A crucial factor is missing in all the discussion of how to address the declining performance of Australian students in international tests like PISA (Program for International Student Assessment) and TIMSS (Trends in International Maths and Science Study).
Problems with educational performance start well before children start school, and the most effective way to deal with this is to ensure children under five have access to quality early learning for at least two years before they start school. Ensuring children start primary school on a ‘level playing field’ is crucial for their future educational success.
ECA analysis of the PISA results shows that those 15 year olds who had one or two years of early childhood education (in 2003-4) did better in their scores for Reading, Maths and Science than children who had less than one year, or no attendance at early learning.
The quality of early childhood education programs has improved since 2009, with the introduction of the National Quality Framework. Also the rate of attendance of children in early learning has increased, especially for four year olds with the introduction of the Universal Access Agreement in 2010. So we could expect the PISA results to start reflecting these improvements by 2020.
Under the National Quality Framework all childcare and pre-school programs are rated according to how well they meet seven areas of the National Quality Standard. To meet or exceed the standards centres must provide a play-based curriculum in an age-appropriate setting, by qualified early years teachers and educators. (1)
However, we still need to address the fact that one in five Australian children are developmentally vulnerable when they start school (2). Not enough vulnerable children are accessing the amount or quality of early childhood education needed to give them a ‘level playing field’ – improving access to quality early learning for these children will make a significant difference to their education performance in primary and high school.
Australian and international studies show that boosting children's skills and development in the early years increases their ability to learn and succeed when they attend school, and beyond
The Mitchell Institute's recent report Preschool: Two years are better than one documents numerous studies that show increased education performance of children in primary school who attended up to two years of quality early learning. (3)
The UK Effective Pre-School, Primary & Secondary Education study found that children who attended quality early learning had higher grades at school up to 13 years later, were better able to manage their behaviour and had lower levels of hyperactivity . The longer they spent in pre-school and the higher the quality, the better the grades, and the more likely children were to continue on an academic pathway. (4)
It is re-assuring to hear Education Minister Simon Birmingham talk about the need to provide a solid foundation for children's learning in the early years, which includes quality teaching.
To achieve this the government can take steps to:
ensure childcare subsidy reform promotes increased participation in quality early learning programs for children at risk of educational disadvantage, including Aboriginal and Torres Straits Islander Children; and
extend the National Partnership Agreement with State and Territory Governments on Universal Preschool to provide at least 15 hours/week of quality preschool education to children in the year before school and eventually to provide this over 2 years rather than 1.

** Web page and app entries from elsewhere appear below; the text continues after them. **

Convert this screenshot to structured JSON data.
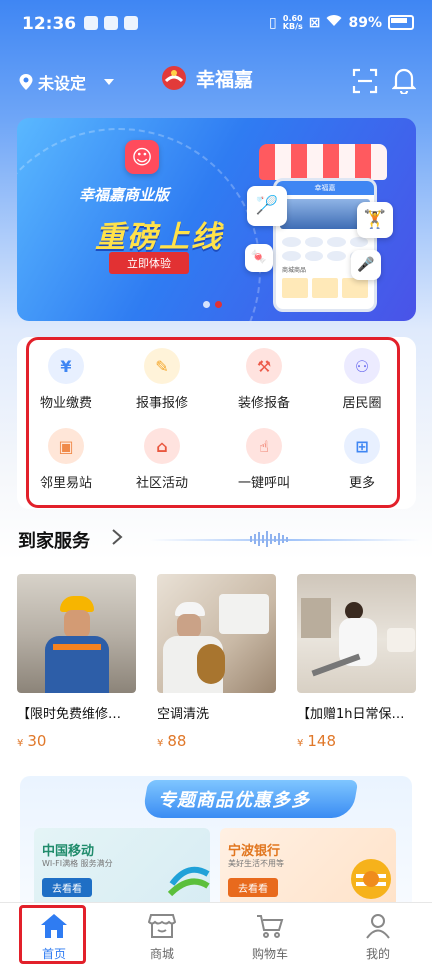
{
  "status_bar": {
    "time": "12:36",
    "speed_value": "0.60",
    "speed_unit": "KB/s",
    "battery": "89%"
  },
  "header": {
    "location": "未设定",
    "app_name": "幸福嘉",
    "icons": [
      "location-pin-icon",
      "dropdown-caret-icon",
      "scan-icon",
      "bell-icon"
    ]
  },
  "banner": {
    "subtitle": "幸福嘉商业版",
    "title": "重磅上线",
    "button": "立即体验",
    "phone_app_label": "幸福嘉",
    "phone_section_label": "商城商品"
  },
  "services": [
    {
      "label": "物业缴费",
      "icon": "payment-icon",
      "color": "#e8f0ff",
      "fg": "#3f86f3"
    },
    {
      "label": "报事报修",
      "icon": "report-icon",
      "color": "#fff3d9",
      "fg": "#f4a62a"
    },
    {
      "label": "装修报备",
      "icon": "decoration-icon",
      "color": "#ffe3df",
      "fg": "#ec5b4a"
    },
    {
      "label": "居民圈",
      "icon": "community-icon",
      "color": "#ecebff",
      "fg": "#6e6ef0"
    },
    {
      "label": "邻里易站",
      "icon": "box-icon",
      "color": "#ffe6d8",
      "fg": "#f08a4a"
    },
    {
      "label": "社区活动",
      "icon": "activity-icon",
      "color": "#ffe3df",
      "fg": "#e9573f"
    },
    {
      "label": "一键呼叫",
      "icon": "call-icon",
      "color": "#ffe3df",
      "fg": "#e9573f"
    },
    {
      "label": "更多",
      "icon": "more-icon",
      "color": "#e8f0ff",
      "fg": "#3f86f3"
    }
  ],
  "home_services": {
    "title": "到家服务",
    "items": [
      {
        "name": "【限时免费维修…",
        "currency": "¥",
        "price": "30"
      },
      {
        "name": "空调清洗",
        "currency": "¥",
        "price": "88"
      },
      {
        "name": "【加赠1h日常保…",
        "currency": "¥",
        "price": "148"
      }
    ]
  },
  "promo": {
    "title": "专题商品优惠多多",
    "cards": [
      {
        "name": "中国移动",
        "desc": "WI-FI满格 服务满分",
        "button": "去看看",
        "bg": "#e3f5f0",
        "accent": "#1f8b6b",
        "btn": "#1f6fc5"
      },
      {
        "name": "宁波银行",
        "desc": "美好生活不用等",
        "button": "去看看",
        "bg": "#ffeede",
        "accent": "#e1761f",
        "btn": "#e86a1d"
      }
    ]
  },
  "tabs": [
    {
      "label": "首页",
      "icon": "home-icon",
      "active": true
    },
    {
      "label": "商城",
      "icon": "shop-icon",
      "active": false
    },
    {
      "label": "购物车",
      "icon": "cart-icon",
      "active": false
    },
    {
      "label": "我的",
      "icon": "profile-icon",
      "active": false
    }
  ]
}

Improving access to quality early learning that amplifies children’s development is the best way to increase Australia’s prosperity and ensure the next generation is ready for the jobs of the future.

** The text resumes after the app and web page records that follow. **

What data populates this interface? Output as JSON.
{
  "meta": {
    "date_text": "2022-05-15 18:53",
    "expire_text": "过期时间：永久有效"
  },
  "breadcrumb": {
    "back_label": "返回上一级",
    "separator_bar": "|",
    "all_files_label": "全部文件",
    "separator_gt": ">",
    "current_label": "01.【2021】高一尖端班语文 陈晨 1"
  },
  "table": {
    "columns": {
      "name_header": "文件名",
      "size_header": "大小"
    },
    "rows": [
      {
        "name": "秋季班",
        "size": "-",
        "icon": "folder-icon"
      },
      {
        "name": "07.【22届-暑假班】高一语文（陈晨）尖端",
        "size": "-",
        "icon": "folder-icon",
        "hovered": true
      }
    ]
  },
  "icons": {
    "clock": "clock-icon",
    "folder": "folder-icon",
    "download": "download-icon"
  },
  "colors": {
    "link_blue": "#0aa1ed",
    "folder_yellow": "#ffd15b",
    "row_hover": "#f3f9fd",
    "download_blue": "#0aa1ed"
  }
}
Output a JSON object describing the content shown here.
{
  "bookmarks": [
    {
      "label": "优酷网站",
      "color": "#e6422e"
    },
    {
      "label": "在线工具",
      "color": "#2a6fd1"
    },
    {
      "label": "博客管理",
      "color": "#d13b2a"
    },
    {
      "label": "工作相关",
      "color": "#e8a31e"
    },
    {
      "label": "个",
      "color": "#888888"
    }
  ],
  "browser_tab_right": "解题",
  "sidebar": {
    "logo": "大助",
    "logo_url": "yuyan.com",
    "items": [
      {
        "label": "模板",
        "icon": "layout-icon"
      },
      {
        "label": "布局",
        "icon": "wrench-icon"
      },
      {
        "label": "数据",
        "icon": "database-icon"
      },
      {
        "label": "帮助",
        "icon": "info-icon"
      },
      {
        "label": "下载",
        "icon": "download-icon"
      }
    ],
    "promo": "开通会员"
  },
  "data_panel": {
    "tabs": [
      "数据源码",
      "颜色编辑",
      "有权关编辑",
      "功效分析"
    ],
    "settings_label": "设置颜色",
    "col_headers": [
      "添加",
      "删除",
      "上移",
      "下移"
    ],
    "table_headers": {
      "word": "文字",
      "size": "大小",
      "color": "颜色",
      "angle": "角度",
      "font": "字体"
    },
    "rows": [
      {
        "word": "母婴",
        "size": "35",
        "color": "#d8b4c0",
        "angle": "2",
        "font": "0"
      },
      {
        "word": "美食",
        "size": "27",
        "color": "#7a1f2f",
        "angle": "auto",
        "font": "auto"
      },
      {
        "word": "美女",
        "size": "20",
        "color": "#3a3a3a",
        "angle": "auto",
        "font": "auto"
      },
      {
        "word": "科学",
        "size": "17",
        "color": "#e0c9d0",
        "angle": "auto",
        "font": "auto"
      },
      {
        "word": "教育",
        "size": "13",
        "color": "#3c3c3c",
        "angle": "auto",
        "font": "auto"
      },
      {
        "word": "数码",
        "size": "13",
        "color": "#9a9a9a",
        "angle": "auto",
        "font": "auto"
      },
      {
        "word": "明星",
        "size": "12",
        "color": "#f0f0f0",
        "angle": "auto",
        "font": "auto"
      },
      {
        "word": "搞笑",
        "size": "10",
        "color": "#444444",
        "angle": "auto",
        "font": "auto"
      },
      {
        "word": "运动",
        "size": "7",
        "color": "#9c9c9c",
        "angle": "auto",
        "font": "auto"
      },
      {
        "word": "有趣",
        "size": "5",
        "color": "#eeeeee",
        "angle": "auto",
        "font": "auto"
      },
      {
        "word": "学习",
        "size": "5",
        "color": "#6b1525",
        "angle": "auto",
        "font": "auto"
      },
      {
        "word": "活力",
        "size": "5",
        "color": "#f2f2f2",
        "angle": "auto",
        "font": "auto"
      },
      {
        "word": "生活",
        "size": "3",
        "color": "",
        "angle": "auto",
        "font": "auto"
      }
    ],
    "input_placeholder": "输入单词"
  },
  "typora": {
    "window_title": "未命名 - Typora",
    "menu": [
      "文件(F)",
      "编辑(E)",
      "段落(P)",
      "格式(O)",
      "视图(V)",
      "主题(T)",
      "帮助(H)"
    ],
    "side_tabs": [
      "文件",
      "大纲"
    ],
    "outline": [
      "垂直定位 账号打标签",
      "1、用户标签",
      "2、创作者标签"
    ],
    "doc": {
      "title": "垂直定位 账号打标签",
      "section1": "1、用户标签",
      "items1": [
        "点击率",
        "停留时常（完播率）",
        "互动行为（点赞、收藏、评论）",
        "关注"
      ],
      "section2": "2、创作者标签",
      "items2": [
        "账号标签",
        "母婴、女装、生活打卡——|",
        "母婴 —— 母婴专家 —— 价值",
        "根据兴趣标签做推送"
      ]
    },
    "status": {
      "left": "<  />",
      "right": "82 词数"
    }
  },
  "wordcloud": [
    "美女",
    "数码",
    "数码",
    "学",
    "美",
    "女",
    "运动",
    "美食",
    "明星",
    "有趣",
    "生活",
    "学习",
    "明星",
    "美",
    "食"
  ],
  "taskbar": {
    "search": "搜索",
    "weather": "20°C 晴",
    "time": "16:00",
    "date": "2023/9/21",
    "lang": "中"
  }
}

National Quality Framework Factsheet, ACEECQA
Australian Early Development Census 2015
Pre-School: Two years are better than one, Fox, S and Geddes, M, Mitchell Institute 2016
UK Effective Pre-School, Primary & Secondary Education study Institute of Education, University College London
Samantha Page is the Chief Executive Officer of Early Childhood Australia (ECA). Sam has worked in a variety of positions within in the community, public and private sectors, spanning service delivery and service management, policy development, change management and public administration. She has worked closely with community sector leaders, Members of Parliament, senior bureaucrats in Federal Government agencies as well as peak bodies, research institutes and universities. Sam’s current appointments include the Board of the Australian Institute of Health and Welfare.